§ Your goal
Determine how many lines in the entries contain the word "title", and give that number with no other text.

Dataset items
* * * *

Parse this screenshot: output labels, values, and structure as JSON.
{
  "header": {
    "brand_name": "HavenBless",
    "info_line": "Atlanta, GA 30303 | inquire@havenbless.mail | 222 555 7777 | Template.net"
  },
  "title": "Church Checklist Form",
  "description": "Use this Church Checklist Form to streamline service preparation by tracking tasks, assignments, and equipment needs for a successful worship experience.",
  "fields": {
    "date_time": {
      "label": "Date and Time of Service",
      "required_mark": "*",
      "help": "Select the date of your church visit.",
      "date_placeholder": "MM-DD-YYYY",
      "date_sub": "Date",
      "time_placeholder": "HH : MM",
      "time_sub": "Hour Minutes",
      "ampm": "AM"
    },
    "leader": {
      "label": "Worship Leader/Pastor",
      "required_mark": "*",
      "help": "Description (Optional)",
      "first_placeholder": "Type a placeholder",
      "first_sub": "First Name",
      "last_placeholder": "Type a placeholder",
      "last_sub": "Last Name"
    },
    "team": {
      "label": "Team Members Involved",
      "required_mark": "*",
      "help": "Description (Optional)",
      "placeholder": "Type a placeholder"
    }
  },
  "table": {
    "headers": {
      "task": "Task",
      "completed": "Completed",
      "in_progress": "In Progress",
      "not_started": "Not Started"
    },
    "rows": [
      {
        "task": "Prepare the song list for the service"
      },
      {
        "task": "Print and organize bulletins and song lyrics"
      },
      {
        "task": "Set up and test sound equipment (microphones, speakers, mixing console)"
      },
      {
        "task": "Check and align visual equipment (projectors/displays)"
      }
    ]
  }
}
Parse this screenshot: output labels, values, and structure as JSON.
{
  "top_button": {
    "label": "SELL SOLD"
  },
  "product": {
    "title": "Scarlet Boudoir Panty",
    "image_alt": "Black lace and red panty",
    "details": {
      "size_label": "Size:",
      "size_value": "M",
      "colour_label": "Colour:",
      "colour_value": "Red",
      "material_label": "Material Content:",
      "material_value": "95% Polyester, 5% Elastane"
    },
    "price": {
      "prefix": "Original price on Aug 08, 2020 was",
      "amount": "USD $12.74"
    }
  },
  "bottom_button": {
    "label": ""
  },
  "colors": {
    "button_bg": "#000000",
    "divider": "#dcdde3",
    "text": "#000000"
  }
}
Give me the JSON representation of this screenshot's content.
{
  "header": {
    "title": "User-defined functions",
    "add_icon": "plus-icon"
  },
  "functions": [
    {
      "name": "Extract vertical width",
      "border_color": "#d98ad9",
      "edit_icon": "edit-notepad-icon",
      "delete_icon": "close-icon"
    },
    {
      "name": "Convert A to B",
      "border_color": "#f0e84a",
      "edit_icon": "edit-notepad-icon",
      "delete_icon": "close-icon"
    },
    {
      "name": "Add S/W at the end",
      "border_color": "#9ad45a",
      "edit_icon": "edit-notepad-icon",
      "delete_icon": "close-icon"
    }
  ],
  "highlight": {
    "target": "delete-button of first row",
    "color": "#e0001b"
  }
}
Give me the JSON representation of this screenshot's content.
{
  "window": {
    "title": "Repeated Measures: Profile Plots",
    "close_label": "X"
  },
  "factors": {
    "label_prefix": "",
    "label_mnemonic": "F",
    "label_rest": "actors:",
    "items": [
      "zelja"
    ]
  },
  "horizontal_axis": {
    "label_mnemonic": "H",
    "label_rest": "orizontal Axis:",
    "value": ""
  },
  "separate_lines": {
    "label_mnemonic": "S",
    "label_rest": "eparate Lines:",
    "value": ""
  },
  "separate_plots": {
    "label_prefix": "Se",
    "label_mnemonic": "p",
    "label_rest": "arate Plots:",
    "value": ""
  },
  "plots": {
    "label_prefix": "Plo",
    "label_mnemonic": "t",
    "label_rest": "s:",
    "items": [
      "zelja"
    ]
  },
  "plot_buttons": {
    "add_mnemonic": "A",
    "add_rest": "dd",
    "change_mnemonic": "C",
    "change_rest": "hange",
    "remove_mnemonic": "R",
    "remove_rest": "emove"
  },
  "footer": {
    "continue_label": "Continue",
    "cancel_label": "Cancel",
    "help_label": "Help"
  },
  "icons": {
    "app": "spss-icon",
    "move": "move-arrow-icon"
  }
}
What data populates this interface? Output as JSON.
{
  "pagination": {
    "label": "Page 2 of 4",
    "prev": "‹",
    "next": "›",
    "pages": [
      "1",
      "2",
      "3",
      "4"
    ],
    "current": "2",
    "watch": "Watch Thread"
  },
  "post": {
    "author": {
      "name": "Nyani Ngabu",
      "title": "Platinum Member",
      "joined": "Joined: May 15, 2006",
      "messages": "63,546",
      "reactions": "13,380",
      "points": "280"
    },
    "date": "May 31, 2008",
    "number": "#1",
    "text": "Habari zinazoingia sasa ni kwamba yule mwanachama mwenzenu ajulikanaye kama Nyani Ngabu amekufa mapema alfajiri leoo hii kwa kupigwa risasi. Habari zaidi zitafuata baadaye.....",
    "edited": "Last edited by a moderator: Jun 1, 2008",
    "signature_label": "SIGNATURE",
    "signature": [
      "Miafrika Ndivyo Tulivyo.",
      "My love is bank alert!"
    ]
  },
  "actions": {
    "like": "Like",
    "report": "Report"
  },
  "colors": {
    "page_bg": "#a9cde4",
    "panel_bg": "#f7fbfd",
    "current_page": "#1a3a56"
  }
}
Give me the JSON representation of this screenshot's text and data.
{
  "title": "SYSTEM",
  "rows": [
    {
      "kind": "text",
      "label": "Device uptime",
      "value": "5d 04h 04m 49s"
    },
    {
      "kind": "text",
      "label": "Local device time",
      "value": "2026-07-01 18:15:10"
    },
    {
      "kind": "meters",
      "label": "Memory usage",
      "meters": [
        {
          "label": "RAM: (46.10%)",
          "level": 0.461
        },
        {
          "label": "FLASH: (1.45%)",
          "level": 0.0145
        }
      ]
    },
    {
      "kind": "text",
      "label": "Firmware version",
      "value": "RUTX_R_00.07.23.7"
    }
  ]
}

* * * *

§ Written response
6